Pray for the USA!
Happy Independence Day! I remember a number of years ago two popular theologians going back-and-forth in a Catholic publication, discussing whether we are American Catholics and Catholic Americans. It was a public debate that I found to be rather pedantic. In the end, we know that we are all first gathered into one body through the Holy Spirit. That is about the substance of who we are as Catholics. Only by outward organization are we bound by our country. As Catholics, we pray for the enduring legacy of our country. We affirm the goodness of freedom and the ability to pursue happiness in our life without undue interference. At the same time, Catholics of any language, country, or generation should never be absolutely content with human government. Never should we be wary of critiquing governmental policies and laws that prohibit the free exercise of the Catholic faith in civic and public life. On this day, though, we joyously celebrate the founding of our country and the ideals that are enshrined in the Declaration of Independence and the Constitution.
As the Diocese continues to lift certain restrictions regarding elements of our normal worship procedures, we have planned to resume taking up the collection in the regular way: “passing the basket.” I want to address a suggestion that came up in the parish survey. A number of persons suggested that we keep the baskets in the back and have individuals continue to leave their offering on their way in or out. The motives for this: “people judge me when I don’t have anything to give,” and “I give online, but when I don’t put something in the collection basket, I feel like people are watching me.” Let me be clear, if anyone is looking to see if someone is putting something into the basket, shame on you! Even during the offertory, our attention should be fixed to the carrying out of the Eucharistic celebration, not on our neighbors. To those who perceive that people are judging them, don’t make assumptions. Psychological sciences show that we think people are watching us or thinking about us way more than people are actually watching us and thinking about us. We can learn humility from the scientific fact that people very rarely think about us.

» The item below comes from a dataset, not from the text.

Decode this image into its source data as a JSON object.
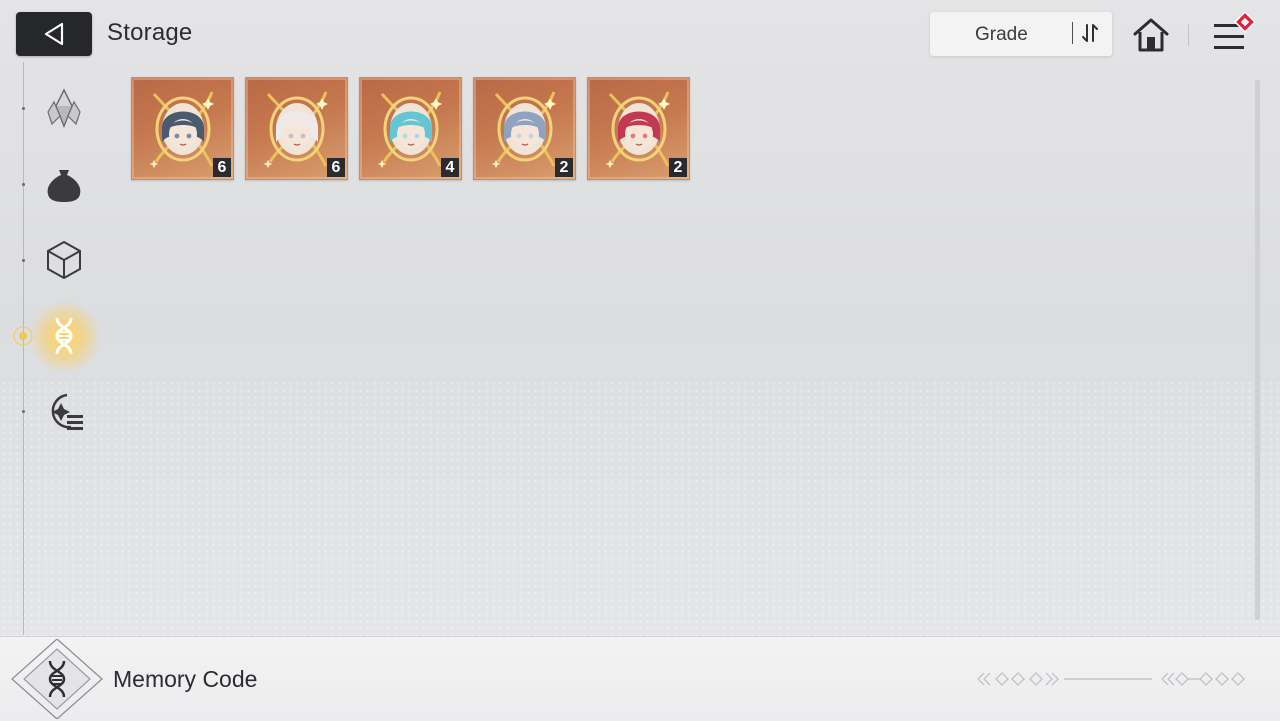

Let me explain offertory envelopes, which have your household ID on them. They help us with attendance. It is true that we key in each person’s offertory amount confidentially into our database. We track people’s offerings whether they be in envelopes or online so that we can send a tax deduction letter at the end of the year. We are required to do so by federal law. However, even when someone has nothing to give or a person gives online, dropping an empty envelope in the basket is a way to help us track attendance figures. This data is for our own use, but also has to be reported to the diocese at certain times during the year. The parish pays for each household to have envelopes not only as a reminder to be a generous giver in support of your church, but also to use to show us who’s coming each week. If your household does not receive envelopes and would like to start using them again, please contact the parish office.